(GIVEN DATA Opens)

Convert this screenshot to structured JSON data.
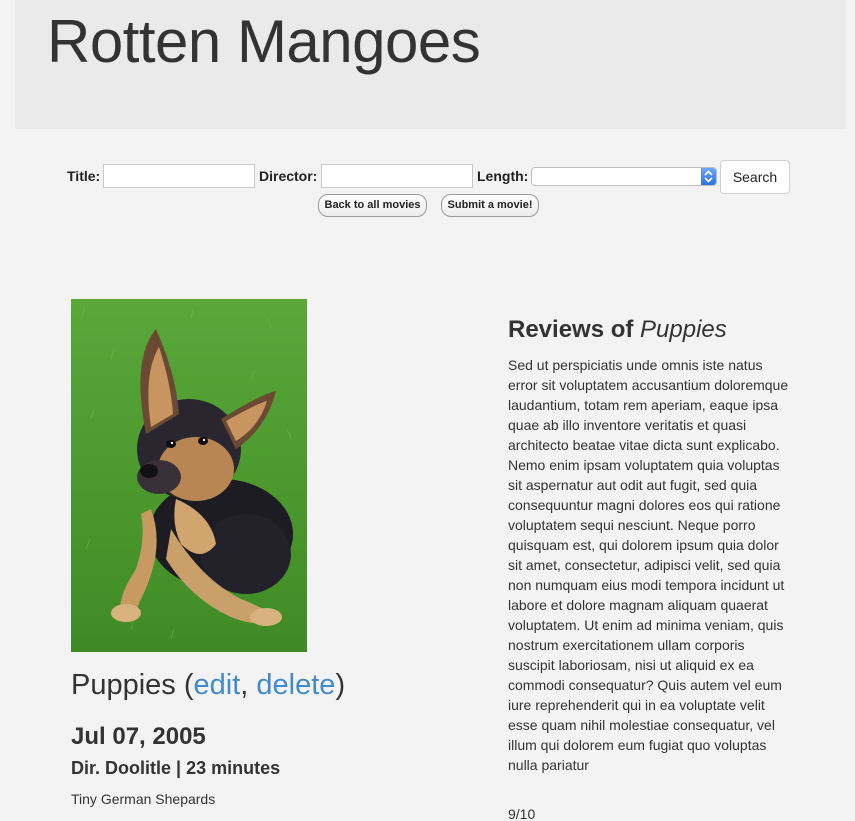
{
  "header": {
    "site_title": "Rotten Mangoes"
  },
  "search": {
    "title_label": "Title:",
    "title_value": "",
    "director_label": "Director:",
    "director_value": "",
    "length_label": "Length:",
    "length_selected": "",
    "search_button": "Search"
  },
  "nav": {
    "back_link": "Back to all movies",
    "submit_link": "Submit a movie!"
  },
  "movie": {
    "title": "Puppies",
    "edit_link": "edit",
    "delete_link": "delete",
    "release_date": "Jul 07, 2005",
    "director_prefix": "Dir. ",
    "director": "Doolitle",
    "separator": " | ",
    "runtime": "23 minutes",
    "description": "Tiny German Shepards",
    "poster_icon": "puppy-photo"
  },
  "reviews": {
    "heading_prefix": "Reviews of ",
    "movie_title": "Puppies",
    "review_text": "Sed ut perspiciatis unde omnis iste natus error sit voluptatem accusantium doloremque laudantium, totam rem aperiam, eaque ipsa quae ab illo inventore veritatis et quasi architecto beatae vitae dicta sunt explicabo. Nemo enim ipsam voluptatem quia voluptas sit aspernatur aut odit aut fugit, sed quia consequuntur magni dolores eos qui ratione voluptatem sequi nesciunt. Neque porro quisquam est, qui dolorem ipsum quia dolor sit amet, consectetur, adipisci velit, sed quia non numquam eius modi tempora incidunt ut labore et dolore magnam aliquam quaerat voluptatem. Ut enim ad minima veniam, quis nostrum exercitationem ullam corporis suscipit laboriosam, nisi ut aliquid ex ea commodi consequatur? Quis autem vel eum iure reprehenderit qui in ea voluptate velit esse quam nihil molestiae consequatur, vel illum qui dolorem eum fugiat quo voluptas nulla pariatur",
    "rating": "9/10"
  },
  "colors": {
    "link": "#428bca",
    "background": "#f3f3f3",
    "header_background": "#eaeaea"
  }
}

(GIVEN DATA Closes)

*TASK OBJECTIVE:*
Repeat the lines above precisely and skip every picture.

*ANSWER AREA:*
Convert this screenshot to structured JSON data.
{
  "header": {
    "site_title": "Rotten Mangoes"
  },
  "search": {
    "title_label": "Title:",
    "title_value": "",
    "director_label": "Director:",
    "director_value": "",
    "length_label": "Length:",
    "length_selected": "",
    "search_button": "Search"
  },
  "nav": {
    "back_link": "Back to all movies",
    "submit_link": "Submit a movie!"
  },
  "movie": {
    "title": "Puppies",
    "edit_link": "edit",
    "delete_link": "delete",
    "release_date": "Jul 07, 2005",
    "director_prefix": "Dir. ",
    "director": "Doolitle",
    "separator": " | ",
    "runtime": "23 minutes",
    "description": "Tiny German Shepards",
    "poster_icon": "puppy-photo"
  },
  "reviews": {
    "heading_prefix": "Reviews of ",
    "movie_title": "Puppies",
    "review_text": "Sed ut perspiciatis unde omnis iste natus error sit voluptatem accusantium doloremque laudantium, totam rem aperiam, eaque ipsa quae ab illo inventore veritatis et quasi architecto beatae vitae dicta sunt explicabo. Nemo enim ipsam voluptatem quia voluptas sit aspernatur aut odit aut fugit, sed quia consequuntur magni dolores eos qui ratione voluptatem sequi nesciunt. Neque porro quisquam est, qui dolorem ipsum quia dolor sit amet, consectetur, adipisci velit, sed quia non numquam eius modi tempora incidunt ut labore et dolore magnam aliquam quaerat voluptatem. Ut enim ad minima veniam, quis nostrum exercitationem ullam corporis suscipit laboriosam, nisi ut aliquid ex ea commodi consequatur? Quis autem vel eum iure reprehenderit qui in ea voluptate velit esse quam nihil molestiae consequatur, vel illum qui dolorem eum fugiat quo voluptas nulla pariatur",
    "rating": "9/10"
  },
  "colors": {
    "link": "#428bca",
    "background": "#f3f3f3",
    "header_background": "#eaeaea"
  }
}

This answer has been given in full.